Any way you look at it, soybean breeding efforts are supercharged. Genetic traits inserted into varieties could help farmers get a better handle on everything from diseases to drought tolerance.
Monsanto Company researchers are committed to doubling 2000 yields by 2030. National soybean yield in 2000 was 37 bu. per acre.
In 2008, it hit 42 bu. "Our goal is a U.S. average yield of 80 bu. by 2030,” says Roy Fuchs, Monsanto's global tech soybean lead.
He expects yields in the Midwest to hit 100 bu. per acre. Yields on marginal soil could reach 50 bu.
John Soper, Pioneer Hi-Bred's senior research director for soybean product development, says new gene combinations will help boost yield potential.
"We're looking at doubling the rate of gain from the traditional 1% a year to at least 2% a year.

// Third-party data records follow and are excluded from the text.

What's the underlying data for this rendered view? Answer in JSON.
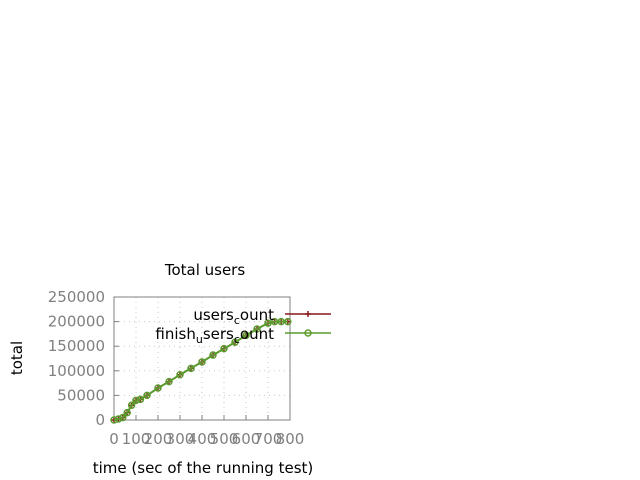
{
  "chart_data": {
    "type": "line",
    "title": "Total users",
    "xlabel": "time (sec of the running test)",
    "ylabel": "total",
    "xlim": [
      0,
      800
    ],
    "ylim": [
      0,
      250000
    ],
    "xticks": [
      "0",
      "100",
      "200",
      "300",
      "400",
      "500",
      "600",
      "700",
      "800"
    ],
    "yticks": [
      "0",
      "50000",
      "100000",
      "150000",
      "200000",
      "250000"
    ],
    "grid": true,
    "legend_position": "top-right",
    "series": [
      {
        "name": "users_count",
        "color": "#8b1a1a",
        "marker": "plus",
        "x": [
          0,
          20,
          40,
          60,
          80,
          100,
          120,
          150,
          200,
          250,
          300,
          350,
          400,
          450,
          500,
          550,
          600,
          650,
          700,
          730,
          760,
          790
        ],
        "y": [
          0,
          2000,
          5000,
          15000,
          30000,
          40000,
          42000,
          50000,
          65000,
          78000,
          92000,
          105000,
          118000,
          132000,
          145000,
          158000,
          172000,
          185000,
          197000,
          200000,
          200000,
          200000
        ]
      },
      {
        "name": "finish_users_count",
        "color": "#5b9b2f",
        "marker": "circle",
        "x": [
          0,
          20,
          40,
          60,
          80,
          100,
          120,
          150,
          200,
          250,
          300,
          350,
          400,
          450,
          500,
          550,
          600,
          650,
          700,
          730,
          760,
          790
        ],
        "y": [
          0,
          2000,
          5000,
          15000,
          30000,
          40000,
          42000,
          50000,
          65000,
          78000,
          92000,
          105000,
          118000,
          132000,
          145000,
          158000,
          172000,
          185000,
          197000,
          200000,
          200000,
          200000
        ]
      }
    ],
    "legend": [
      {
        "text": "users",
        "sub": "c",
        "tail": "ount"
      },
      {
        "text": "finish",
        "sub": "u",
        "tail": "sers",
        "sub2": "c",
        "tail2": "ount"
      }
    ]
  }
}
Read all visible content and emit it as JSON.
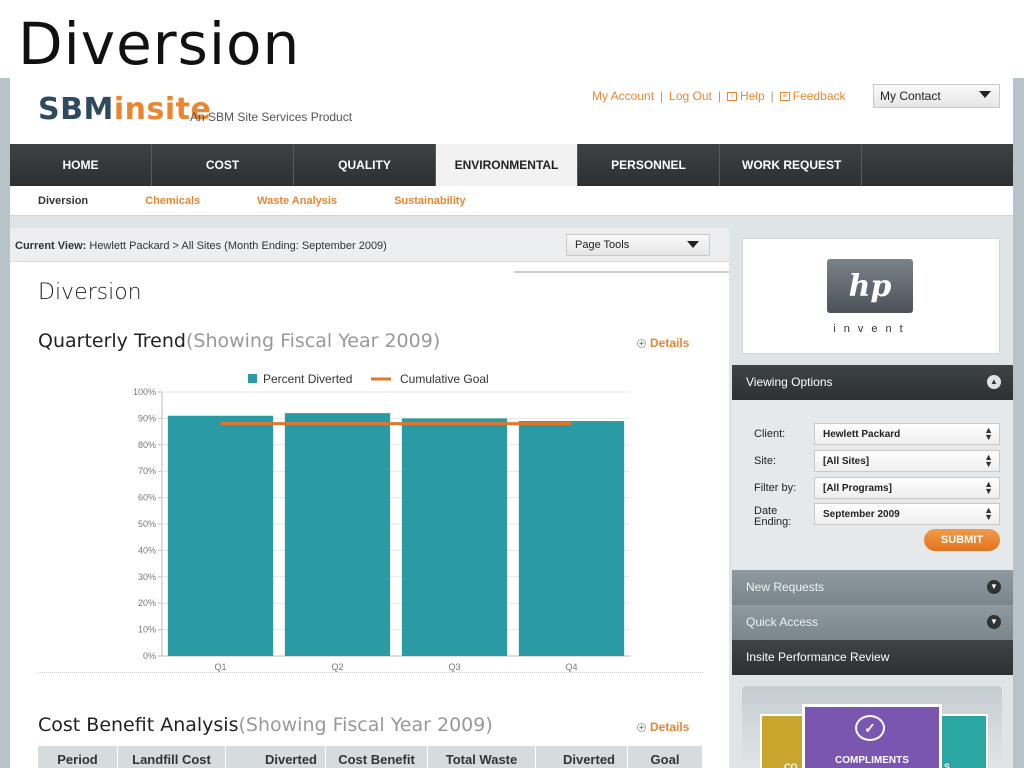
{
  "slide_title": "Diversion",
  "brand": {
    "logo_dark": "SBM",
    "logo_accent": "insite",
    "tagline": "An SBM Site Services Product"
  },
  "util_links": {
    "my_account": "My Account",
    "log_out": "Log Out",
    "help": "Help",
    "feedback": "Feedback",
    "sep": "|"
  },
  "contact_select": {
    "value": "My Contact"
  },
  "main_nav": [
    "HOME",
    "COST",
    "QUALITY",
    "ENVIRONMENTAL",
    "PERSONNEL",
    "WORK REQUEST"
  ],
  "sub_nav": [
    "Diversion",
    "Chemicals",
    "Waste Analysis",
    "Sustainability"
  ],
  "current_view": {
    "label": "Current View:",
    "value": "Hewlett Packard > All Sites (Month Ending: September 2009)"
  },
  "page_tools": "Page Tools",
  "page_title": "Diversion",
  "quarterly": {
    "title": "Quarterly Trend",
    "subtitle": "(Showing Fiscal Year 2009)",
    "details": "Details"
  },
  "cost_benefit": {
    "title": "Cost Benefit Analysis",
    "subtitle": "(Showing Fiscal Year 2009)",
    "details": "Details",
    "columns": [
      "Period",
      "Landfill Cost",
      "Diverted",
      "Cost Benefit",
      "Total Waste",
      "Diverted",
      "Goal"
    ]
  },
  "chart_data": {
    "type": "bar",
    "categories": [
      "Q1",
      "Q2",
      "Q3",
      "Q4"
    ],
    "series": [
      {
        "name": "Percent Diverted",
        "kind": "bar",
        "values": [
          91,
          92,
          90,
          89
        ]
      },
      {
        "name": "Cumulative Goal",
        "kind": "line",
        "values": [
          88,
          88,
          88,
          88
        ]
      }
    ],
    "yticks": [
      "0%",
      "10%",
      "20%",
      "30%",
      "40%",
      "50%",
      "60%",
      "70%",
      "80%",
      "90%",
      "100%"
    ],
    "ylim": [
      0,
      100
    ],
    "legend": "top",
    "grid": true,
    "colors": {
      "bar": "#2a9aa5",
      "goal": "#e2762a"
    }
  },
  "brand_logo": {
    "mark": "hp",
    "word": "invent"
  },
  "viewing_options": {
    "title": "Viewing Options",
    "rows": [
      {
        "label": "Client:",
        "value": "Hewlett Packard"
      },
      {
        "label": "Site:",
        "value": "[All Sites]"
      },
      {
        "label": "Filter by:",
        "value": "[All Programs]"
      },
      {
        "label": "Date Ending:",
        "value": "September 2009"
      }
    ],
    "submit": "SUBMIT"
  },
  "panels": {
    "new_requests": "New Requests",
    "quick_access": "Quick Access",
    "performance_review": "Insite Performance Review"
  },
  "promo": {
    "center": "COMPLIMENTS",
    "left_partial": "CO",
    "right_partial": "S"
  },
  "colors": {
    "accent": "#e9862e",
    "nav_dark": "#2c3033",
    "teal": "#2a9aa5"
  }
}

That will make a big difference,” Soper says.
Debate on Yield. At Syngenta, Gene Kassmeyer, head of the soybean product line, thinks soybean yields will increase in the next two decades but probably not double.
"I don't have any question that we will raise yield. The question is how much. I'm not quite so bold as to predict doubling yield. I do think we can increase the trendline 10 bu. in 10 years or so,” Kassmeyer says.
Some university researchers also question whether soybean yields can double in two decades.
"I don't see that kind of yield happening,” says Seth Naeve, Univer-sity of Minnesota Extension soybean agronomist. "There is no history that says the biotech revolution will change how we do business.”
Naeve does hope researchers will find ways, such as drought resistance, to boost yield. He believes most traits developed will be for specific environments.
"Very few genes will work for everything and most probably will come with some sort of penalty,” Naeve says.
Gene Technology. Nearly all agree there is untapped potential in soybeans. Soybean varieties developed for the U.S. came from a narrow gene pool. Wild soybeans provide a good source for new traits, says Xingyou Gu, a South Dakota State University plant science professor.
Gu is looking at dozens of wild soybean lines from China, trying to pull out genes that have natural disease resistance or drought tolerance as well as a yield boost.
"We use gene markers to fish for the genetics of exotic lines to find a handful with value,” Soper says.
"We're seeing a combination of things work, from molecular markers to breeding, which we could only dream of 15 years ago,” Kassmeyer adds. "The dividends could double genetic yield gain each year. We are also getting good results in disease and pest control.”
Top Producer, January 2010